As soon as the Earl returned, the process was revived against him. His. wife also was proceeded against. Their case was reported to the Assembly, whicli demanded the delivery of the Earl’s children, in order that they might, be educated in the Presbyterian faith. As late as the year 1647, the Commission of the General Assembly was still “ dealing ” with the Earl and his-Countess. On July 8 in that year, it directed the Presbytery of Edinburgh to confer with him as long as he remained in Edinburgh, and “ if he go to his house in the countrie,” it recommended the Presbytery of Paisley to deal with him there. Finally, in the year 1649, he was excommunicated by the Assembly and ordered to transport himself out of the kingdom, and the sentence being enforced, he sold the lordship of Paisley to the Earl of Angus, and went abroad to escape his spiritual tormentors, and to live in peace.

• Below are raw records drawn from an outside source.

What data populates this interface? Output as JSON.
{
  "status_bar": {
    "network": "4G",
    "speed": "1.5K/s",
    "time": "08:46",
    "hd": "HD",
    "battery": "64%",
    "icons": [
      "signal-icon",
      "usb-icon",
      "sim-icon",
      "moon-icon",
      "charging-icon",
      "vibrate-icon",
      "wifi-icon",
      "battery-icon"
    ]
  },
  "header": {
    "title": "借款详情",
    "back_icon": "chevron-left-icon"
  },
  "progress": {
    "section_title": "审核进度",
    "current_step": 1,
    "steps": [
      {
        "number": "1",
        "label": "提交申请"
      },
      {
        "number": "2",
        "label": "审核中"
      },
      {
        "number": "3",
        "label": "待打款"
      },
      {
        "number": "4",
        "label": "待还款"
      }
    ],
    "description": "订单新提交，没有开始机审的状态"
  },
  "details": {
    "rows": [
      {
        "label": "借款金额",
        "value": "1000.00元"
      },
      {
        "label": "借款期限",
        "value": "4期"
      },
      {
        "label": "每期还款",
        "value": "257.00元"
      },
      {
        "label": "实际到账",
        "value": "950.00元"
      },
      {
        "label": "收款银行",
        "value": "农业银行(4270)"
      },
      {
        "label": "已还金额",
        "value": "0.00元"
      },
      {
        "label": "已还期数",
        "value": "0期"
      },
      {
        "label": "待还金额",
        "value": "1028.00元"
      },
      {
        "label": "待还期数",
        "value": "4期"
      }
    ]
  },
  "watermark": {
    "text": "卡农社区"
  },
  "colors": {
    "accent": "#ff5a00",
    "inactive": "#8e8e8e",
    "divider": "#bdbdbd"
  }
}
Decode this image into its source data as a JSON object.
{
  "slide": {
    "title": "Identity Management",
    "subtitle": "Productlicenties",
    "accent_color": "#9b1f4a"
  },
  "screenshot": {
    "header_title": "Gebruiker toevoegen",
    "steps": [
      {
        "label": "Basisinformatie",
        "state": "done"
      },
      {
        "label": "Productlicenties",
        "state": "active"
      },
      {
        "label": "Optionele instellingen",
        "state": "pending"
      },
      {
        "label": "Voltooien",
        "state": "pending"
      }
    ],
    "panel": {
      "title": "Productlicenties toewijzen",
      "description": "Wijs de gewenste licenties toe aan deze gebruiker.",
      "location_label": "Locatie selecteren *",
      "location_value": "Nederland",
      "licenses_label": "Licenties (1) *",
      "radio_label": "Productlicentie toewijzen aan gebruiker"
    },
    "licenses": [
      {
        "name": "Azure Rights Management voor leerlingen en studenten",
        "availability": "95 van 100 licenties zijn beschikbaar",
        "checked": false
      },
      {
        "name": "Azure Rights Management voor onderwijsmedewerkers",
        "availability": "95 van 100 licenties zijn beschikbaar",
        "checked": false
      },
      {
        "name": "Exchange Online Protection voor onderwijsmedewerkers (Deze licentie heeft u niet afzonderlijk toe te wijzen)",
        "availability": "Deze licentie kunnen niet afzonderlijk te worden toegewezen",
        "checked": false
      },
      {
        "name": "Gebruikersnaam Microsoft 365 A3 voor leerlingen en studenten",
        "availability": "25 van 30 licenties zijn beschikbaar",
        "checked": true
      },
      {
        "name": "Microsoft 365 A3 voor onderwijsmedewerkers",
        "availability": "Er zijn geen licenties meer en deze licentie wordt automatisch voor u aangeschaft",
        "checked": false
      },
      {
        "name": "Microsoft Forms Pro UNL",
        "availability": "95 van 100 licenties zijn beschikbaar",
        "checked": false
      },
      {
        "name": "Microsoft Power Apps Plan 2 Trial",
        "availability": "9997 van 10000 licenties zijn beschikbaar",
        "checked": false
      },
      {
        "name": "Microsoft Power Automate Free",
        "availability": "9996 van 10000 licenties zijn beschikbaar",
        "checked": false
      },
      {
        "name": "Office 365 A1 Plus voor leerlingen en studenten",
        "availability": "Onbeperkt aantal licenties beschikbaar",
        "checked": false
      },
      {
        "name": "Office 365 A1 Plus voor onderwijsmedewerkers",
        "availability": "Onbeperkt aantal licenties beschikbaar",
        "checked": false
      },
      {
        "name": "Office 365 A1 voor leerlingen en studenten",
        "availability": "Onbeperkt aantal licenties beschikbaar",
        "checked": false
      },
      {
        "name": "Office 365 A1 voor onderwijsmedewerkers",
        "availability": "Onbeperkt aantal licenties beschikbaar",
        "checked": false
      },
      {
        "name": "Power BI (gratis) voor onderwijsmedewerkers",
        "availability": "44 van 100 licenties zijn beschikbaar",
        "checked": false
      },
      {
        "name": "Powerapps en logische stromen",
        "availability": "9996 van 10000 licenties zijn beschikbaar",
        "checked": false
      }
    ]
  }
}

Lord and Lady Semple, and many others of different ranks, were similarly “ dealt” with by the Presbytery, though not to the same length. Some, after being “ dealt ” with for a while, made a real or feigned conversion ; others were excommunicated or fled ; and others, after tasting the bitterness of excommunication, which involved social and religious ostracism or, to use the modern term, boycotting, craved to be reconciled, which they usually were, after suffering certain pains and penalties.

One case deserves to be particularly mentioned. It was extremely harsh, and the closing scene of it must have aroused strange feelings in the minds of' those who beheld it. Margaret Hamilton, “ the Goodwife of Ferguslie,” was-suspected of Popish leanings. So was her sister Bessie. Bessie boldly defied the Brethren, and was soon excommunicated. Margaret was of a different temper, and withal in poor health. For a long time she resisted all the efforts of her minister, Mr. Henry Calvert, and others, to get her to submit. Her chief excuse was that she was unable, though willing, to attend the Kirk of" Paisley. Doctors’ certificates were produced testifying as to her inability to attend. Her husband pled for her. Commissioners from the Presbytery visited her again and again. They prayed with her, catechized her, and-instructed her. At last the Brethren were satisfied as to her orthodoxy. This, however, was not enough. In their zeal and fanaticism they became foolish. Nothing would please them but that this brand plucked from the burning should be publicly exhibited. The poor woman could not walk she could not bear to be jolted over such roads as then existed between the Kirk of Paisley and Blackstone, where she was living. The only way of getting her to the church was to carry her on a bed. And carried on a bed she was. All the way from Blackstone to the Paisley Kirk, a distance of about four miles, this strange procession moved at a funereal pace. Arrived at the kirk, the bed with its living burden was carried down the aisle, and deposited in “ the most patent part of the church,” probably on the very spot where Mr. Andro Knox had formerly done penance. And all to the glory of a few men whose fanaticism had deprived them of their common-sense, and who, in so using an invalid, believed they were doing glory to God.

The Presbytery had other duties to discharge, but the suppression of Catholicism was the one which engrossed the most of their time and attention. That the Brethren did something towards the purification of the morals of the people may probably be admitted, but that they did much towards making the people Protestant and Presbyterian may be doubted. The prime agents in making the country a thoroughly Presbyterian country were the arbitrary and tyrannical proceedings of Charles I. and his two sons, who succeeded him upon the throne.


Return to Book Index Page

 


This comment system requires you to be logged in through either a Disqus account or an account you already have with Google, Twitter, Facebook or Yahoo. In the event you don't have an account with any of these companies then you can create an account with Disqus. All comments are moderated so they won't display until the moderator has approved your comment.

comments powered by Disqus

Quantcast